Author Interviews, Frailty, Heart Disease / 23.07.2018

MedicalResearch.com Interview with: [caption id="attachment_43412" align="alignleft" width="138"]Rakesh Arora MD Department of Surgery, Max Rady College of Medicine University of Manitoba, Winnipeg, Canada Cardiac Sciences Program St Boniface Hospital Winnipeg, Manitoba, Canada Dr. Rakesh Arora[/caption] Rakesh Arora MD PhD Department of Surgery, Max Rady College of Medicine University of Manitoba, Winnipeg, Canada Cardiac Sciences Program St Boniface Hospital Winnipeg, Manitoba, Canada MedicalResearch.com: What is the background for this study? What are the main findings? Response: It is increasingly understood that patients with heart disease are getting older and sicker. In Canada, over 5.7 million people are estimated to be aged over 65 years and as a result a greater number of older adults often complex other health issues are now require cardiac procedures.  This places some patients, particular those who are more frail at a higher vulnerability to poorer postoperative outcomes and a complicated recovery process after cardiac surgery.  In addition, such patients experience a reduced quality of life as a result of loss of the ability to independently perform activities of daily living (i.e. as cooking, cleaning, bathing activities, toileting etc). During the preoperative waiting period, the cardiac symptoms and anxiety induces inactivity that in turn compounds the physical and mental deconditioning. In order to improve the functional capacity and enhance postoperative recovery, prehabilitation (“prehab”), a component of the Enhanced Recovery Protocols (ERPs), may be of particular importance.
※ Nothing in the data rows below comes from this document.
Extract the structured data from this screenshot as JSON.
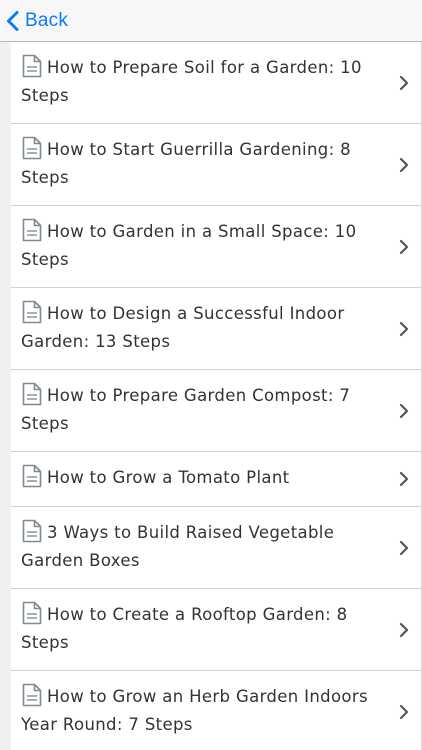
{
  "navbar": {
    "back_label": "Back",
    "icon": "chevron-left-icon",
    "accent_color": "#0a7cf6"
  },
  "list": {
    "item_icon": "document-icon",
    "disclosure_icon": "chevron-right-icon",
    "items": [
      {
        "label": "How to Prepare Soil for a Garden: 10 Steps"
      },
      {
        "label": "How to Start Guerrilla Gardening: 8 Steps"
      },
      {
        "label": "How to Garden in a Small Space: 10 Steps"
      },
      {
        "label": "How to Design a Successful Indoor Garden: 13 Steps"
      },
      {
        "label": "How to Prepare Garden Compost: 7 Steps"
      },
      {
        "label": "How to Grow a Tomato Plant"
      },
      {
        "label": "3 Ways to Build Raised Vegetable Garden Boxes"
      },
      {
        "label": "How to Create a Rooftop Garden: 8 Steps"
      },
      {
        "label": "How to Grow an Herb Garden Indoors Year Round: 7 Steps"
      }
    ]
  }
}
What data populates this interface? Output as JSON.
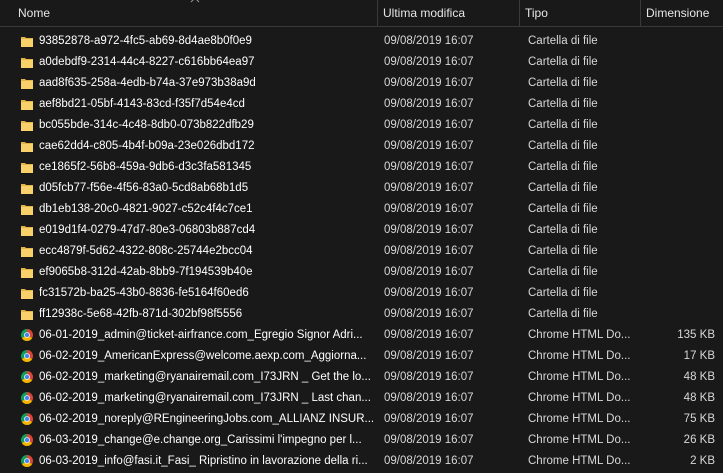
{
  "columns": {
    "name": "Nome",
    "date": "Ultima modifica",
    "type": "Tipo",
    "size": "Dimensione"
  },
  "files": [
    {
      "icon": "folder-icon",
      "name": "93852878-a972-4fc5-ab69-8d4ae8b0f0e9",
      "date": "09/08/2019 16:07",
      "type": "Cartella di file",
      "size": ""
    },
    {
      "icon": "folder-icon",
      "name": "a0debdf9-2314-44c4-8227-c616bb64ea97",
      "date": "09/08/2019 16:07",
      "type": "Cartella di file",
      "size": ""
    },
    {
      "icon": "folder-icon",
      "name": "aad8f635-258a-4edb-b74a-37e973b38a9d",
      "date": "09/08/2019 16:07",
      "type": "Cartella di file",
      "size": ""
    },
    {
      "icon": "folder-icon",
      "name": "aef8bd21-05bf-4143-83cd-f35f7d54e4cd",
      "date": "09/08/2019 16:07",
      "type": "Cartella di file",
      "size": ""
    },
    {
      "icon": "folder-icon",
      "name": "bc055bde-314c-4c48-8db0-073b822dfb29",
      "date": "09/08/2019 16:07",
      "type": "Cartella di file",
      "size": ""
    },
    {
      "icon": "folder-icon",
      "name": "cae62dd4-c805-4b4f-b09a-23e026dbd172",
      "date": "09/08/2019 16:07",
      "type": "Cartella di file",
      "size": ""
    },
    {
      "icon": "folder-icon",
      "name": "ce1865f2-56b8-459a-9db6-d3c3fa581345",
      "date": "09/08/2019 16:07",
      "type": "Cartella di file",
      "size": ""
    },
    {
      "icon": "folder-icon",
      "name": "d05fcb77-f56e-4f56-83a0-5cd8ab68b1d5",
      "date": "09/08/2019 16:07",
      "type": "Cartella di file",
      "size": ""
    },
    {
      "icon": "folder-icon",
      "name": "db1eb138-20c0-4821-9027-c52c4f4c7ce1",
      "date": "09/08/2019 16:07",
      "type": "Cartella di file",
      "size": ""
    },
    {
      "icon": "folder-icon",
      "name": "e019d1f4-0279-47d7-80e3-06803b887cd4",
      "date": "09/08/2019 16:07",
      "type": "Cartella di file",
      "size": ""
    },
    {
      "icon": "folder-icon",
      "name": "ecc4879f-5d62-4322-808c-25744e2bcc04",
      "date": "09/08/2019 16:07",
      "type": "Cartella di file",
      "size": ""
    },
    {
      "icon": "folder-icon",
      "name": "ef9065b8-312d-42ab-8bb9-7f194539b40e",
      "date": "09/08/2019 16:07",
      "type": "Cartella di file",
      "size": ""
    },
    {
      "icon": "folder-icon",
      "name": "fc31572b-ba25-43b0-8836-fe5164f60ed6",
      "date": "09/08/2019 16:07",
      "type": "Cartella di file",
      "size": ""
    },
    {
      "icon": "folder-icon",
      "name": "ff12938c-5e68-42fb-871d-302bf98f5556",
      "date": "09/08/2019 16:07",
      "type": "Cartella di file",
      "size": ""
    },
    {
      "icon": "chrome-icon",
      "name": "06-01-2019_admin@ticket-airfrance.com_Egregio Signor Adri...",
      "date": "09/08/2019 16:07",
      "type": "Chrome HTML Do...",
      "size": "135 KB"
    },
    {
      "icon": "chrome-icon",
      "name": "06-02-2019_AmericanExpress@welcome.aexp.com_Aggiorna...",
      "date": "09/08/2019 16:07",
      "type": "Chrome HTML Do...",
      "size": "17 KB"
    },
    {
      "icon": "chrome-icon",
      "name": "06-02-2019_marketing@ryanairemail.com_I73JRN _ Get the lo...",
      "date": "09/08/2019 16:07",
      "type": "Chrome HTML Do...",
      "size": "48 KB"
    },
    {
      "icon": "chrome-icon",
      "name": "06-02-2019_marketing@ryanairemail.com_I73JRN _ Last chan...",
      "date": "09/08/2019 16:07",
      "type": "Chrome HTML Do...",
      "size": "48 KB"
    },
    {
      "icon": "chrome-icon",
      "name": "06-02-2019_noreply@REngineeringJobs.com_ALLIANZ INSUR...",
      "date": "09/08/2019 16:07",
      "type": "Chrome HTML Do...",
      "size": "75 KB"
    },
    {
      "icon": "chrome-icon",
      "name": "06-03-2019_change@e.change.org_Carissimi l'impegno per l...",
      "date": "09/08/2019 16:07",
      "type": "Chrome HTML Do...",
      "size": "26 KB"
    },
    {
      "icon": "chrome-icon",
      "name": "06-03-2019_info@fasi.it_Fasi_ Ripristino in lavorazione della ri...",
      "date": "09/08/2019 16:07",
      "type": "Chrome HTML Do...",
      "size": "2 KB"
    }
  ],
  "colors": {
    "background": "#191919",
    "folder": "#f8d16a",
    "folder_dark": "#e2b546",
    "chrome_red": "#db4437",
    "chrome_green": "#0f9d58",
    "chrome_yellow": "#f4b400",
    "chrome_blue": "#4285f4"
  }
}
Prehabilitation (a.k.a. “prehab”) has been described as a preoperative cardiac rehabilitation intervention, a combination of exercise training, education, and social support, affecting patients’ physical and psychological readiness for surgery with the overarching goal to reduce postoperative complications and hospital length of stay as well as ideally improving the transition from the hospital to the community.